What to produce: Using the data below, copy each line that includes the word "name".

Listed records:

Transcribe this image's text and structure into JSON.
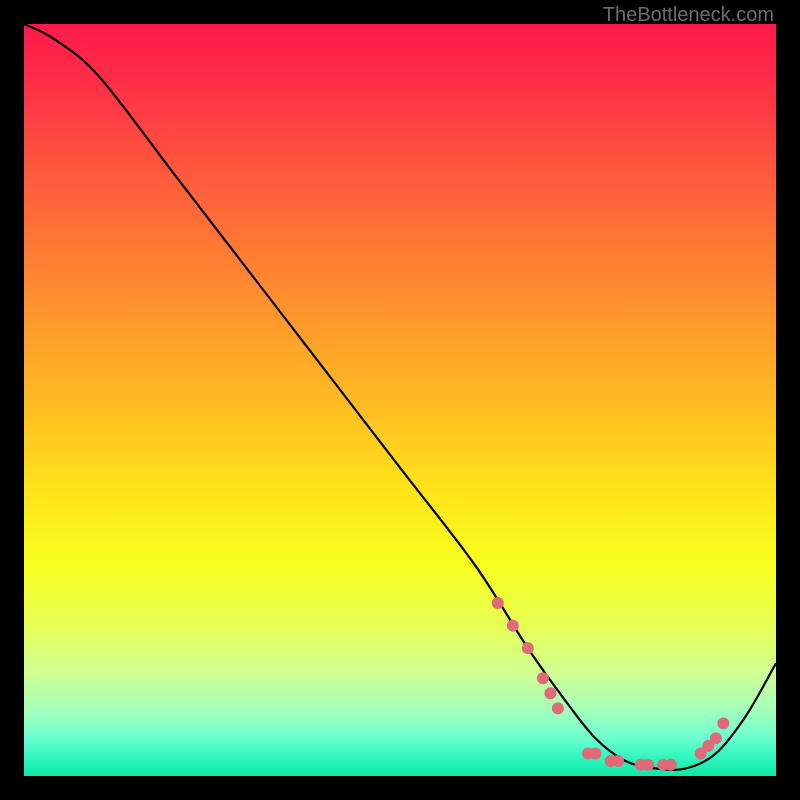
{
  "attribution": "TheBottleneck.com",
  "chart_data": {
    "type": "line",
    "title": "",
    "xlabel": "",
    "ylabel": "",
    "xlim": [
      0,
      100
    ],
    "ylim": [
      0,
      100
    ],
    "background_gradient": {
      "stops": [
        {
          "offset": 0.0,
          "color": "#ff1a4b"
        },
        {
          "offset": 0.08,
          "color": "#ff2f47"
        },
        {
          "offset": 0.2,
          "color": "#ff5a3d"
        },
        {
          "offset": 0.35,
          "color": "#ff8a30"
        },
        {
          "offset": 0.5,
          "color": "#ffba23"
        },
        {
          "offset": 0.62,
          "color": "#ffe41a"
        },
        {
          "offset": 0.72,
          "color": "#f8ff1f"
        },
        {
          "offset": 0.8,
          "color": "#e7ff56"
        },
        {
          "offset": 0.86,
          "color": "#d0ff8f"
        },
        {
          "offset": 0.91,
          "color": "#a6ffb8"
        },
        {
          "offset": 0.95,
          "color": "#6dffd0"
        },
        {
          "offset": 0.975,
          "color": "#30f7bf"
        },
        {
          "offset": 1.0,
          "color": "#0ee8a6"
        }
      ]
    },
    "series": [
      {
        "name": "bottleneck-curve",
        "color": "#000000",
        "x": [
          0,
          4,
          10,
          20,
          30,
          40,
          50,
          60,
          67,
          72,
          76,
          80,
          84,
          88,
          92,
          96,
          100
        ],
        "y": [
          100,
          98,
          93,
          80,
          67,
          54,
          41,
          28,
          17,
          10,
          5,
          2,
          1,
          1,
          3,
          8,
          15
        ]
      }
    ],
    "markers": {
      "name": "sweet-spot-dots",
      "color": "#e06a78",
      "radius": 6,
      "points": [
        {
          "x": 63,
          "y": 23
        },
        {
          "x": 65,
          "y": 20
        },
        {
          "x": 67,
          "y": 17
        },
        {
          "x": 69,
          "y": 13
        },
        {
          "x": 70,
          "y": 11
        },
        {
          "x": 71,
          "y": 9
        },
        {
          "x": 75,
          "y": 3
        },
        {
          "x": 76,
          "y": 3
        },
        {
          "x": 78,
          "y": 2
        },
        {
          "x": 79,
          "y": 2
        },
        {
          "x": 82,
          "y": 1.5
        },
        {
          "x": 83,
          "y": 1.5
        },
        {
          "x": 85,
          "y": 1.5
        },
        {
          "x": 86,
          "y": 1.5
        },
        {
          "x": 90,
          "y": 3
        },
        {
          "x": 91,
          "y": 4
        },
        {
          "x": 92,
          "y": 5
        },
        {
          "x": 93,
          "y": 7
        }
      ]
    }
  }
}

Answer area:
        "name": "bottleneck-curve",
      "name": "sweet-spot-dots",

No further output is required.